### [TASK PROMPT]
Ignoring the images, restate the records below word for word.

### [RECORDS PROVIDED]

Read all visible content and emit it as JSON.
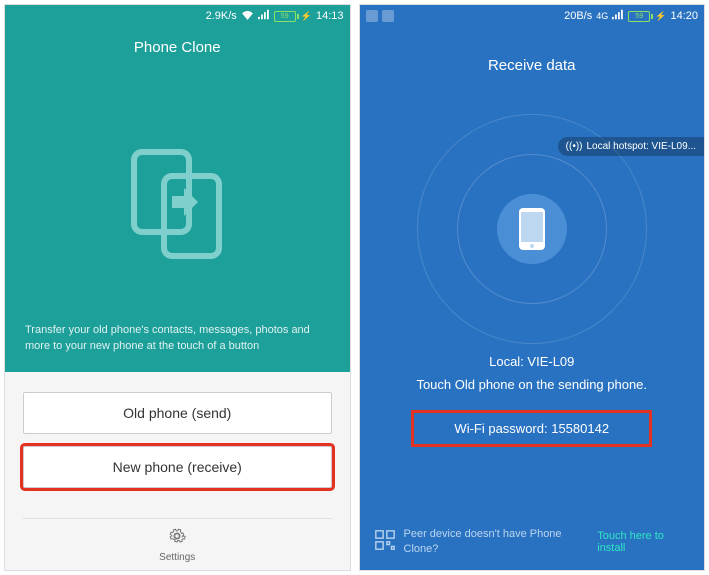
{
  "left": {
    "status": {
      "speed": "2.9K/s",
      "battery": "59",
      "time": "14:13"
    },
    "title": "Phone Clone",
    "description": "Transfer your old phone's contacts, messages, photos and more to your new phone at the touch of a button",
    "buttons": {
      "old": "Old phone (send)",
      "new": "New phone (receive)"
    },
    "footer": {
      "settings": "Settings"
    }
  },
  "right": {
    "status": {
      "speed": "20B/s",
      "net": "4G",
      "battery": "59",
      "time": "14:20"
    },
    "title": "Receive data",
    "hotspot": "Local hotspot: VIE-L09...",
    "local_name": "Local: VIE-L09",
    "instruction": "Touch Old phone on the sending phone.",
    "wifi_password_label": "Wi-Fi password: 15580142",
    "peer_text": "Peer device doesn't have Phone Clone?",
    "touch_install": "Touch here to install"
  }
}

### [RESPONSE TO THE EXERCISE]
Read all visible content and emit it as JSON.
{
  "left": {
    "status": {
      "speed": "2.9K/s",
      "battery": "59",
      "time": "14:13"
    },
    "title": "Phone Clone",
    "description": "Transfer your old phone's contacts, messages, photos and more to your new phone at the touch of a button",
    "buttons": {
      "old": "Old phone (send)",
      "new": "New phone (receive)"
    },
    "footer": {
      "settings": "Settings"
    }
  },
  "right": {
    "status": {
      "speed": "20B/s",
      "net": "4G",
      "battery": "59",
      "time": "14:20"
    },
    "title": "Receive data",
    "hotspot": "Local hotspot: VIE-L09...",
    "local_name": "Local: VIE-L09",
    "instruction": "Touch Old phone on the sending phone.",
    "wifi_password_label": "Wi-Fi password: 15580142",
    "peer_text": "Peer device doesn't have Phone Clone?",
    "touch_install": "Touch here to install"
  }
}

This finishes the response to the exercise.